Problem
Your answer must be the full set of records, repeated exactly.

Data extract
**********

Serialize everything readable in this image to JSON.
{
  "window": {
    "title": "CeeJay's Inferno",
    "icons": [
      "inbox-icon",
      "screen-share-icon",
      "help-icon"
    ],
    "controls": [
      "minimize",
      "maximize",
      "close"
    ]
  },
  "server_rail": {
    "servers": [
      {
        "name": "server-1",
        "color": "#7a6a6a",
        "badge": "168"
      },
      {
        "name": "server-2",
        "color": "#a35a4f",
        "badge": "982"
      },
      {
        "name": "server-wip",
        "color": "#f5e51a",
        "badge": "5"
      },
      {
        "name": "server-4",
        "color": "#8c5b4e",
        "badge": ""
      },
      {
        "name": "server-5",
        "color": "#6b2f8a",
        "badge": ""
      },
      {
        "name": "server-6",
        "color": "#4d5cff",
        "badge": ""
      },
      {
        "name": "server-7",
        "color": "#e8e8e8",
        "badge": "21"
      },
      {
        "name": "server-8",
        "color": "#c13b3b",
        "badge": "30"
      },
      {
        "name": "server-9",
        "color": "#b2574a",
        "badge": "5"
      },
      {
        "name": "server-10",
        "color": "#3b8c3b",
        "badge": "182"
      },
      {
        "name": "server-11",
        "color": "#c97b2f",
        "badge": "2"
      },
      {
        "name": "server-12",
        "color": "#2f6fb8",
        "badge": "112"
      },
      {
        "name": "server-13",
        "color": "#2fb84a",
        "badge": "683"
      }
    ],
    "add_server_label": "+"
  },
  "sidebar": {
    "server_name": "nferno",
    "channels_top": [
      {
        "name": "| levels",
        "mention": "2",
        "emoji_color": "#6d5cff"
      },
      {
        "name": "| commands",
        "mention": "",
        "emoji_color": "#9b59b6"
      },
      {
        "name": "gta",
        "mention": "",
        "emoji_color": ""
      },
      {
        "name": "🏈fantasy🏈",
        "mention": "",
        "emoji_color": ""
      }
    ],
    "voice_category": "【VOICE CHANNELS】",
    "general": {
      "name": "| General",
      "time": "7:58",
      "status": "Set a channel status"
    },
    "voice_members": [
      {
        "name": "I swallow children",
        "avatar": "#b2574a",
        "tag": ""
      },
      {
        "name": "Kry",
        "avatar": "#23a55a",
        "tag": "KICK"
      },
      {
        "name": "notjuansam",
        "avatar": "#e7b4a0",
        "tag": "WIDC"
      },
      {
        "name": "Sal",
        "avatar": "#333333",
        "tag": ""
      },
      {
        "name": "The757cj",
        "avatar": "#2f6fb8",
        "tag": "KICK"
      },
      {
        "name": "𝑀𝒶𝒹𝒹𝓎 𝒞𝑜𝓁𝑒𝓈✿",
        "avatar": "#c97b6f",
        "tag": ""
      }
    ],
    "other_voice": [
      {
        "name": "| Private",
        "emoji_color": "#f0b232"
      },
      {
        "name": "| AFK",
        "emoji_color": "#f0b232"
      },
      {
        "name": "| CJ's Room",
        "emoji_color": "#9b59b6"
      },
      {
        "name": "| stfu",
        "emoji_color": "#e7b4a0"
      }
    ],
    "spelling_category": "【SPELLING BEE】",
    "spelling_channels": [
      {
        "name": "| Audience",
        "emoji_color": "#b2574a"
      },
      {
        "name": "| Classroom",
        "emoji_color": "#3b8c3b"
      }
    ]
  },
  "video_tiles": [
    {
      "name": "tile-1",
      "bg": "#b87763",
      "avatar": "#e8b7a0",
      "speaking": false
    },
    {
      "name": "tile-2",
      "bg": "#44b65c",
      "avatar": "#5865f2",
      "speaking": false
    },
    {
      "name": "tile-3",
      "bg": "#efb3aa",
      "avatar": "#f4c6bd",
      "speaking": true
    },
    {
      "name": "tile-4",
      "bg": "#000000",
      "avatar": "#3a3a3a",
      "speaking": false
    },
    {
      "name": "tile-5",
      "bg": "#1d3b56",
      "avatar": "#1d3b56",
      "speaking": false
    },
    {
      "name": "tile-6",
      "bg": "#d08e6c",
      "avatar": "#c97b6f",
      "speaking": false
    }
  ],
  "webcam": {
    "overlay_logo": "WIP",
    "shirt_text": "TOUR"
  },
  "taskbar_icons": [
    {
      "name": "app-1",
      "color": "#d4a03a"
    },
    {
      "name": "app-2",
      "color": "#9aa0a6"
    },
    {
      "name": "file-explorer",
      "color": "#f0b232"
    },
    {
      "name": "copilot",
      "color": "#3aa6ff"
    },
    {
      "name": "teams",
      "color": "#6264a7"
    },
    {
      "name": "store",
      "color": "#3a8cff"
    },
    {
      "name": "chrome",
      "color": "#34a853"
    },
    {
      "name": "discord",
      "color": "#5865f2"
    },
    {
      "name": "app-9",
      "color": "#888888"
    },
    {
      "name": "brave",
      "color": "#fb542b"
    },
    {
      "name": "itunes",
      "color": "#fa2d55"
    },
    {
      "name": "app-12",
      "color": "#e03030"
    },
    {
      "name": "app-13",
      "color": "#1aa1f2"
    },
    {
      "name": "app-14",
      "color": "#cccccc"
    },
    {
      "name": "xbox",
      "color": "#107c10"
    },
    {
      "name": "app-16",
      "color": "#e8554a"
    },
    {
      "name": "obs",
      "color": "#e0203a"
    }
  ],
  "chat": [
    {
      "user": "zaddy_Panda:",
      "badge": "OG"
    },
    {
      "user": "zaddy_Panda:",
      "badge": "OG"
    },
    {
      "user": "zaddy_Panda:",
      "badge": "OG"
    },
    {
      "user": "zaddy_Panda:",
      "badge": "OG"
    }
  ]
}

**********

Response to the exercise
Serialize everything readable in this image to JSON.
{
  "window": {
    "title": "CeeJay's Inferno",
    "icons": [
      "inbox-icon",
      "screen-share-icon",
      "help-icon"
    ],
    "controls": [
      "minimize",
      "maximize",
      "close"
    ]
  },
  "server_rail": {
    "servers": [
      {
        "name": "server-1",
        "color": "#7a6a6a",
        "badge": "168"
      },
      {
        "name": "server-2",
        "color": "#a35a4f",
        "badge": "982"
      },
      {
        "name": "server-wip",
        "color": "#f5e51a",
        "badge": "5"
      },
      {
        "name": "server-4",
        "color": "#8c5b4e",
        "badge": ""
      },
      {
        "name": "server-5",
        "color": "#6b2f8a",
        "badge": ""
      },
      {
        "name": "server-6",
        "color": "#4d5cff",
        "badge": ""
      },
      {
        "name": "server-7",
        "color": "#e8e8e8",
        "badge": "21"
      },
      {
        "name": "server-8",
        "color": "#c13b3b",
        "badge": "30"
      },
      {
        "name": "server-9",
        "color": "#b2574a",
        "badge": "5"
      },
      {
        "name": "server-10",
        "color": "#3b8c3b",
        "badge": "182"
      },
      {
        "name": "server-11",
        "color": "#c97b2f",
        "badge": "2"
      },
      {
        "name": "server-12",
        "color": "#2f6fb8",
        "badge": "112"
      },
      {
        "name": "server-13",
        "color": "#2fb84a",
        "badge": "683"
      }
    ],
    "add_server_label": "+"
  },
  "sidebar": {
    "server_name": "nferno",
    "channels_top": [
      {
        "name": "| levels",
        "mention": "2",
        "emoji_color": "#6d5cff"
      },
      {
        "name": "| commands",
        "mention": "",
        "emoji_color": "#9b59b6"
      },
      {
        "name": "gta",
        "mention": "",
        "emoji_color": ""
      },
      {
        "name": "🏈fantasy🏈",
        "mention": "",
        "emoji_color": ""
      }
    ],
    "voice_category": "【VOICE CHANNELS】",
    "general": {
      "name": "| General",
      "time": "7:58",
      "status": "Set a channel status"
    },
    "voice_members": [
      {
        "name": "I swallow children",
        "avatar": "#b2574a",
        "tag": ""
      },
      {
        "name": "Kry",
        "avatar": "#23a55a",
        "tag": "KICK"
      },
      {
        "name": "notjuansam",
        "avatar": "#e7b4a0",
        "tag": "WIDC"
      },
      {
        "name": "Sal",
        "avatar": "#333333",
        "tag": ""
      },
      {
        "name": "The757cj",
        "avatar": "#2f6fb8",
        "tag": "KICK"
      },
      {
        "name": "𝑀𝒶𝒹𝒹𝓎 𝒞𝑜𝓁𝑒𝓈✿",
        "avatar": "#c97b6f",
        "tag": ""
      }
    ],
    "other_voice": [
      {
        "name": "| Private",
        "emoji_color": "#f0b232"
      },
      {
        "name": "| AFK",
        "emoji_color": "#f0b232"
      },
      {
        "name": "| CJ's Room",
        "emoji_color": "#9b59b6"
      },
      {
        "name": "| stfu",
        "emoji_color": "#e7b4a0"
      }
    ],
    "spelling_category": "【SPELLING BEE】",
    "spelling_channels": [
      {
        "name": "| Audience",
        "emoji_color": "#b2574a"
      },
      {
        "name": "| Classroom",
        "emoji_color": "#3b8c3b"
      }
    ]
  },
  "video_tiles": [
    {
      "name": "tile-1",
      "bg": "#b87763",
      "avatar": "#e8b7a0",
      "speaking": false
    },
    {
      "name": "tile-2",
      "bg": "#44b65c",
      "avatar": "#5865f2",
      "speaking": false
    },
    {
      "name": "tile-3",
      "bg": "#efb3aa",
      "avatar": "#f4c6bd",
      "speaking": true
    },
    {
      "name": "tile-4",
      "bg": "#000000",
      "avatar": "#3a3a3a",
      "speaking": false
    },
    {
      "name": "tile-5",
      "bg": "#1d3b56",
      "avatar": "#1d3b56",
      "speaking": false
    },
    {
      "name": "tile-6",
      "bg": "#d08e6c",
      "avatar": "#c97b6f",
      "speaking": false
    }
  ],
  "webcam": {
    "overlay_logo": "WIP",
    "shirt_text": "TOUR"
  },
  "taskbar_icons": [
    {
      "name": "app-1",
      "color": "#d4a03a"
    },
    {
      "name": "app-2",
      "color": "#9aa0a6"
    },
    {
      "name": "file-explorer",
      "color": "#f0b232"
    },
    {
      "name": "copilot",
      "color": "#3aa6ff"
    },
    {
      "name": "teams",
      "color": "#6264a7"
    },
    {
      "name": "store",
      "color": "#3a8cff"
    },
    {
      "name": "chrome",
      "color": "#34a853"
    },
    {
      "name": "discord",
      "color": "#5865f2"
    },
    {
      "name": "app-9",
      "color": "#888888"
    },
    {
      "name": "brave",
      "color": "#fb542b"
    },
    {
      "name": "itunes",
      "color": "#fa2d55"
    },
    {
      "name": "app-12",
      "color": "#e03030"
    },
    {
      "name": "app-13",
      "color": "#1aa1f2"
    },
    {
      "name": "app-14",
      "color": "#cccccc"
    },
    {
      "name": "xbox",
      "color": "#107c10"
    },
    {
      "name": "app-16",
      "color": "#e8554a"
    },
    {
      "name": "obs",
      "color": "#e0203a"
    }
  ],
  "chat": [
    {
      "user": "zaddy_Panda:",
      "badge": "OG"
    },
    {
      "user": "zaddy_Panda:",
      "badge": "OG"
    },
    {
      "user": "zaddy_Panda:",
      "badge": "OG"
    },
    {
      "user": "zaddy_Panda:",
      "badge": "OG"
    }
  ]
}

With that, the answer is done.